- [Aim of the exercise]: Please print out every line of the material, unchanged.
-*-*-
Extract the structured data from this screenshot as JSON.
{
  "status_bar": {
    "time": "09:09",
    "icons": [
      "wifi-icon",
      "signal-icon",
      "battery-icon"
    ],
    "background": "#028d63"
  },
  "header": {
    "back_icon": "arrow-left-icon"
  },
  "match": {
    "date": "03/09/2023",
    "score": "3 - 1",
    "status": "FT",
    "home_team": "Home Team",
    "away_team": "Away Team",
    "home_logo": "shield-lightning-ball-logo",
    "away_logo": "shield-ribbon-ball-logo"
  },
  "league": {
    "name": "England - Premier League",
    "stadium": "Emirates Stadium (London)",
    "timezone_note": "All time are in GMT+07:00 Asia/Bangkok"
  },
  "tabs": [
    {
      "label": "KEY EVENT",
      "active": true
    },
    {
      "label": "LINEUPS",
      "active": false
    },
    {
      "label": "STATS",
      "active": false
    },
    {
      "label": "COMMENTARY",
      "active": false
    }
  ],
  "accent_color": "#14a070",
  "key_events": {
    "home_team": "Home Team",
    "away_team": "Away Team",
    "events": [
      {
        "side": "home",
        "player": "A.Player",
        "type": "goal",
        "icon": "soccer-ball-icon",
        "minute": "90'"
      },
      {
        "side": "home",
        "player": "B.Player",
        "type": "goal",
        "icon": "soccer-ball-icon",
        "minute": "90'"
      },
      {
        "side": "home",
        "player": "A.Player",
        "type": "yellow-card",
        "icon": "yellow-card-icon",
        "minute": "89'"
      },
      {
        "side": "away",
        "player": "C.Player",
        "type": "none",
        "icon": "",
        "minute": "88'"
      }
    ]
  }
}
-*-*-
- [Exercise result]:
Extract the structured data from this screenshot as JSON.
{
  "status_bar": {
    "time": "09:09",
    "icons": [
      "wifi-icon",
      "signal-icon",
      "battery-icon"
    ],
    "background": "#028d63"
  },
  "header": {
    "back_icon": "arrow-left-icon"
  },
  "match": {
    "date": "03/09/2023",
    "score": "3 - 1",
    "status": "FT",
    "home_team": "Home Team",
    "away_team": "Away Team",
    "home_logo": "shield-lightning-ball-logo",
    "away_logo": "shield-ribbon-ball-logo"
  },
  "league": {
    "name": "England - Premier League",
    "stadium": "Emirates Stadium (London)",
    "timezone_note": "All time are in GMT+07:00 Asia/Bangkok"
  },
  "tabs": [
    {
      "label": "KEY EVENT",
      "active": true
    },
    {
      "label": "LINEUPS",
      "active": false
    },
    {
      "label": "STATS",
      "active": false
    },
    {
      "label": "COMMENTARY",
      "active": false
    }
  ],
  "accent_color": "#14a070",
  "key_events": {
    "home_team": "Home Team",
    "away_team": "Away Team",
    "events": [
      {
        "side": "home",
        "player": "A.Player",
        "type": "goal",
        "icon": "soccer-ball-icon",
        "minute": "90'"
      },
      {
        "side": "home",
        "player": "B.Player",
        "type": "goal",
        "icon": "soccer-ball-icon",
        "minute": "90'"
      },
      {
        "side": "home",
        "player": "A.Player",
        "type": "yellow-card",
        "icon": "yellow-card-icon",
        "minute": "89'"
      },
      {
        "side": "away",
        "player": "C.Player",
        "type": "none",
        "icon": "",
        "minute": "88'"
      }
    ]
  }
}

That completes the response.